Wednesday, March 26, 2014

OTC Steeplechase Workshop

This past weekend, I had the opportunity to fly to the Olympic Training Center in Chula Vista, California for a steeplechase performance workshop with my coach, Danny.  I was very excited to have the opportunity to work on my steepling technique.  I did not get a lot of technique help during college, or in my first three years as a professional athlete. 

I was not let down.  My Saturday started by meeting with Iain Hunter, a professor at BYU and bio-mechanist.  He had videotaped my steeple race at USA Outdoors and created a report showing how my take-off, hip height, and landing compared to the range they found to work well for the best American steeplechasers going over barriers.  After reviewing the report, he videotaped me going over hurdles and water jumps. 

                Next, I did a functional movement test with a doctor and physical therapist with St. Vincent’s.  They were able to pin point my biggest weakness in running, my lower back caving in when I get tired, after a few tests.  I was given few exercises to do every day in order to strengthen my back.

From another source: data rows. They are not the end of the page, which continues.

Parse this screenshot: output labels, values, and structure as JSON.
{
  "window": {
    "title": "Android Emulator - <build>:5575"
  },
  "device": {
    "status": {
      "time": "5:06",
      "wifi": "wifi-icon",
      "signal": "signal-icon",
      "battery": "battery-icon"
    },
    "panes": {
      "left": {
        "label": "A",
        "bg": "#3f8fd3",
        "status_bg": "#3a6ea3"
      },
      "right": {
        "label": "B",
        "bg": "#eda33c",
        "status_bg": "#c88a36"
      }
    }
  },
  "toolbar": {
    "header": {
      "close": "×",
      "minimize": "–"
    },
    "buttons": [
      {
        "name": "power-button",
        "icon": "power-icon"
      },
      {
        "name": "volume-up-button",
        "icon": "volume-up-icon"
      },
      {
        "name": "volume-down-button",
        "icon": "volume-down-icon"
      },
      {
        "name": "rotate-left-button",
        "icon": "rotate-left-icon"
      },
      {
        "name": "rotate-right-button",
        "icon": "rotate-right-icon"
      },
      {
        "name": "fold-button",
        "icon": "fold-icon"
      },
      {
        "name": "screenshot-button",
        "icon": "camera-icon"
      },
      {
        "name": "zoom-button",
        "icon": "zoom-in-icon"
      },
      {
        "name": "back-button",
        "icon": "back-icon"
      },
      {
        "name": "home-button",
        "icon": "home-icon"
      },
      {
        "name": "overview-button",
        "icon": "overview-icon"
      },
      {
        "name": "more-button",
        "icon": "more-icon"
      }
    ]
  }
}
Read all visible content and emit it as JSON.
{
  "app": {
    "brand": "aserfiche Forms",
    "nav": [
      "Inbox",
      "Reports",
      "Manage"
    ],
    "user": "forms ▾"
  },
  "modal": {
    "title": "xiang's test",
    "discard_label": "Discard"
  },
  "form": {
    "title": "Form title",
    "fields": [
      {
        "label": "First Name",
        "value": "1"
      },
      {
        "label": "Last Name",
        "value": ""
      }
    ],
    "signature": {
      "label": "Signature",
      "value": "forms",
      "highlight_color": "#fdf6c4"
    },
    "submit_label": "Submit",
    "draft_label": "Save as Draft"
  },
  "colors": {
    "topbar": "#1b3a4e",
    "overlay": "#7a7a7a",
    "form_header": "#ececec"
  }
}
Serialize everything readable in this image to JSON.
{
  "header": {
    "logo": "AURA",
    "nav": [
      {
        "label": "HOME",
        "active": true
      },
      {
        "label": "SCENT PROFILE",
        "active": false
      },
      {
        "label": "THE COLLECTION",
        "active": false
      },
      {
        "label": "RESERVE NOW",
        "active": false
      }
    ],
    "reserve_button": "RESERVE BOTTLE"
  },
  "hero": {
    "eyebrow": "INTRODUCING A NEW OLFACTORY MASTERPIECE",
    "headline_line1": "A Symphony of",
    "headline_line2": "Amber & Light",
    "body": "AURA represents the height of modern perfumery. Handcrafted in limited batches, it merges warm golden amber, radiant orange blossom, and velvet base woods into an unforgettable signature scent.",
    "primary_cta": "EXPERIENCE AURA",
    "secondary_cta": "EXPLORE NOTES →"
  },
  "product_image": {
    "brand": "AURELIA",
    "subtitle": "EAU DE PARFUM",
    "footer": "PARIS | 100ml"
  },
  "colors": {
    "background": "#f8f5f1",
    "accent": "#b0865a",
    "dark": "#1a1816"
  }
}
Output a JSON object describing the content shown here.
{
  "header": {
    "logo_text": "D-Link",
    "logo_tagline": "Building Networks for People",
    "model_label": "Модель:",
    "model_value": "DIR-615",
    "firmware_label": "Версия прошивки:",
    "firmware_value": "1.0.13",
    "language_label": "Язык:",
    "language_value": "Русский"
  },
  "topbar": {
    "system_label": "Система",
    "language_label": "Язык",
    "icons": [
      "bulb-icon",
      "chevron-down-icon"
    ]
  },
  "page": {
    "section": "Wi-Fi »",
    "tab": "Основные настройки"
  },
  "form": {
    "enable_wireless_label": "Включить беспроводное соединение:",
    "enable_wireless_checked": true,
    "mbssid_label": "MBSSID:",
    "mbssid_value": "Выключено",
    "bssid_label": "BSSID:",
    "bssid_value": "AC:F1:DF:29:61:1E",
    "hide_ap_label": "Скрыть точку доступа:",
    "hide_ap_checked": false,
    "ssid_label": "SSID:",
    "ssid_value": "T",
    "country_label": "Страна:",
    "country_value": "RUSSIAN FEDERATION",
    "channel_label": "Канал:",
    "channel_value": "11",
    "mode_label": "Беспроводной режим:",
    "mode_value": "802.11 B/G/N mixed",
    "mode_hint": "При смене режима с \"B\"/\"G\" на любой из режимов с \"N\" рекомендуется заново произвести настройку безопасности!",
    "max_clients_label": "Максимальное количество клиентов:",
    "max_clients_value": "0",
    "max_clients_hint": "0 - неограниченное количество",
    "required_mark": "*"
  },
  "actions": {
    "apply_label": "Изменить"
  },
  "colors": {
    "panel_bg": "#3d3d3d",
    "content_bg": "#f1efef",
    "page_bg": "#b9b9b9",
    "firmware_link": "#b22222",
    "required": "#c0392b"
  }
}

                I was then able to go over the videotape with Danny and Iain, and I got a few pointers about how to improve my form.  This was followed by a meeting with a nutritionist, a meeting with a sports psychologist, and a presentation by Iain to all the steeplechasers who attended (Amber Henry, De’Sean Turner, and Matt Cleaver).

                The next morning I was able to practice hurdling while trying to incorporate the suggested changes with Iain and Danny.

                I got to catch up with University of Minnesota track alumni, Liz Podomonick, who made the world team in the discus last year, and moved into the training center this fall.  She has a great set-up – healthy prepared food always available, beautiful weather, easily accessible training centers, and in-house coach, medical services, massage therapy, nutritionist, and sports psychologist.  The hardest part for her, and everyone else, I’m sure, is going back to dormitory style living.  She has to share a small room with another athlete, which is difficult returning to in your late 20’s!

No comments:

Post a Comment